### Exercise description
Collect all lines below with the string "JSON".

Segment Start: Task inputs

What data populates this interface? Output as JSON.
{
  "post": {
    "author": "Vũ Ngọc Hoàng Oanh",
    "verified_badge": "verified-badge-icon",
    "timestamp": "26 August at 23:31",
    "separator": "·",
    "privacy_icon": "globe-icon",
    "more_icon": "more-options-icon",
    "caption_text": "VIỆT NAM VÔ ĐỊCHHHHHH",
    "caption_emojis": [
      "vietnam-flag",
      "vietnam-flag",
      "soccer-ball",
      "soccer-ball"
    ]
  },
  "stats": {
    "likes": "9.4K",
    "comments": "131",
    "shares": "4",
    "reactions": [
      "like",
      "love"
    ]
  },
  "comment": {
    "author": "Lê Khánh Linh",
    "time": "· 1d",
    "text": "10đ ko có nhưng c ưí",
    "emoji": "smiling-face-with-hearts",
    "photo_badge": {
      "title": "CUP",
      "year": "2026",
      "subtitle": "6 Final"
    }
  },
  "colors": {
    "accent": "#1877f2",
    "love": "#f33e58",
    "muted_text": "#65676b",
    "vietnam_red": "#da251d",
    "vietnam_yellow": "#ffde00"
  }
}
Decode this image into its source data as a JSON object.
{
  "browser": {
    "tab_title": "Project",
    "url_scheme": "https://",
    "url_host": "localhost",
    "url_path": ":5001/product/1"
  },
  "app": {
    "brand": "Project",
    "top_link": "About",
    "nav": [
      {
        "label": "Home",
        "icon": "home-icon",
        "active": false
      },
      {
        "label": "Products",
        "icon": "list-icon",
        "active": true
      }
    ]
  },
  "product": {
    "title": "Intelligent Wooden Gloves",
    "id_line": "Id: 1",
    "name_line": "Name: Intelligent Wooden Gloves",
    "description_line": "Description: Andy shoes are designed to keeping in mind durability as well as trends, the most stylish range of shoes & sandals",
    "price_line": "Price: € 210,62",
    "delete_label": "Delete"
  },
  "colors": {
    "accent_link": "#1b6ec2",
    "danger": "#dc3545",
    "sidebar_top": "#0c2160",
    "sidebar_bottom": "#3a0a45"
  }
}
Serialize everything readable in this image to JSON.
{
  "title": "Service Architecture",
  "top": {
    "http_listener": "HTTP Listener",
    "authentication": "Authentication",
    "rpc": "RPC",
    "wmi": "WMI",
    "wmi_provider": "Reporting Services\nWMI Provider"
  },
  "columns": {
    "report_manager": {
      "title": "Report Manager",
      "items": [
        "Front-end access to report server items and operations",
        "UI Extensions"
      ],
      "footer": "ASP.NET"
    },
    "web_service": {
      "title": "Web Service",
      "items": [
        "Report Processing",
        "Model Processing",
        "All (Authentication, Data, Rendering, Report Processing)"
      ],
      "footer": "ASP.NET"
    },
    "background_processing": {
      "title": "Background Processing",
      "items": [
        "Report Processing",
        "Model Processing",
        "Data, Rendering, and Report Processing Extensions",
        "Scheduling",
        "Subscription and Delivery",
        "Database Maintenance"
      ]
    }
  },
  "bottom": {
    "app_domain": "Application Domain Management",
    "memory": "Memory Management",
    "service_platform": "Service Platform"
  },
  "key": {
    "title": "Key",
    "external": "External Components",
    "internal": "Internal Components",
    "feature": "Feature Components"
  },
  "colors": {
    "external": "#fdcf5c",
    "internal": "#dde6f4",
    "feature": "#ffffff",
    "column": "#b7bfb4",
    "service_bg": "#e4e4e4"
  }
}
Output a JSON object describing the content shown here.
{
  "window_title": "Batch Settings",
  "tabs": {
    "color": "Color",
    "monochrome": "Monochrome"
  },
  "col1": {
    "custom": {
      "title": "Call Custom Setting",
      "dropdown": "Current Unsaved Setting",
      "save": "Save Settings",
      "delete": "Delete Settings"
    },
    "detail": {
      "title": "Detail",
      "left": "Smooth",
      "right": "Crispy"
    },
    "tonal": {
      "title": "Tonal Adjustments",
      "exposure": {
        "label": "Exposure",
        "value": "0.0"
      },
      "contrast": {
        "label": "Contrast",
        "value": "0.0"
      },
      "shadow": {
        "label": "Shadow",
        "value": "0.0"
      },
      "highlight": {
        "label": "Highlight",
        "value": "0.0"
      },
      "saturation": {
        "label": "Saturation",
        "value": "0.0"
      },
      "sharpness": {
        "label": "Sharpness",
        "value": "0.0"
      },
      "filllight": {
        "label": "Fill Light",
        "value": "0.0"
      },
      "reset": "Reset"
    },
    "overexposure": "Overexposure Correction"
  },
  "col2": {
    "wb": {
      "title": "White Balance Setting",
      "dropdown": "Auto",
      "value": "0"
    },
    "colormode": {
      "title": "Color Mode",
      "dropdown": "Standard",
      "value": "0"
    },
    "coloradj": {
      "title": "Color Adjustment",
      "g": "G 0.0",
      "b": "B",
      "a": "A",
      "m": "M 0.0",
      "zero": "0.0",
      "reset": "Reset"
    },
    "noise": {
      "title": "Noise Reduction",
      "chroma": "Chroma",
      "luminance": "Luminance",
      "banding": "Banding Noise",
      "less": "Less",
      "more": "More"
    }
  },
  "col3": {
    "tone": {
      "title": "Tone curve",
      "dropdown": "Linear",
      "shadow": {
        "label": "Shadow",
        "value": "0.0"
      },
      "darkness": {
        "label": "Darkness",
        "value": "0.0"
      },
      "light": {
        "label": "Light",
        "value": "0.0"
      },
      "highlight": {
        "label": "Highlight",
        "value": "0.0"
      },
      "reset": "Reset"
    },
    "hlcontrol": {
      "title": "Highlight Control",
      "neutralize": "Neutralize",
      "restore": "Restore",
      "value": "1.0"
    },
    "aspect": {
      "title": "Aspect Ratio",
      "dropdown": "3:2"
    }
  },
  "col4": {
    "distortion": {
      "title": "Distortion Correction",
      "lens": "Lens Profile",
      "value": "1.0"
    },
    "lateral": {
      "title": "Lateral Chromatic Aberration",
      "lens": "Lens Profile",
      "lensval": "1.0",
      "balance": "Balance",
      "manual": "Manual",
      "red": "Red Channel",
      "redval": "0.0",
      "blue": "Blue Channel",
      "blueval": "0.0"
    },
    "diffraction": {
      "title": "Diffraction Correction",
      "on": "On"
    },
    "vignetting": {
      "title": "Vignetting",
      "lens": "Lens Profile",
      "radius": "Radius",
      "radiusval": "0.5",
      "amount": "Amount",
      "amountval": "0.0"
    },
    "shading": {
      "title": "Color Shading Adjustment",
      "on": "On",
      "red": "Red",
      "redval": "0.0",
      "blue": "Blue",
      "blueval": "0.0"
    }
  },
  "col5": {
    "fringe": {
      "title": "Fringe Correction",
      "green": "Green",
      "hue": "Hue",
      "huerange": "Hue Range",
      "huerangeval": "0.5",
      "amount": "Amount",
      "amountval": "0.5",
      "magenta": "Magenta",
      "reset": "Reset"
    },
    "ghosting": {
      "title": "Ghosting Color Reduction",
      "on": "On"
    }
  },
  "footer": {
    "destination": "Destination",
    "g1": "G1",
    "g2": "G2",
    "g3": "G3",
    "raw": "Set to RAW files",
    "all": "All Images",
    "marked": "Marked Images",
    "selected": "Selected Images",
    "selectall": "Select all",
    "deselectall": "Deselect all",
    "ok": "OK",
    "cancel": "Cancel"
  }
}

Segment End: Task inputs

### Answer to the exercise
What data populates this interface? Output as JSON.
Decode this image into its source data as a JSON object.
Serialize everything readable in this image to JSON.
Output a JSON object describing the content shown here.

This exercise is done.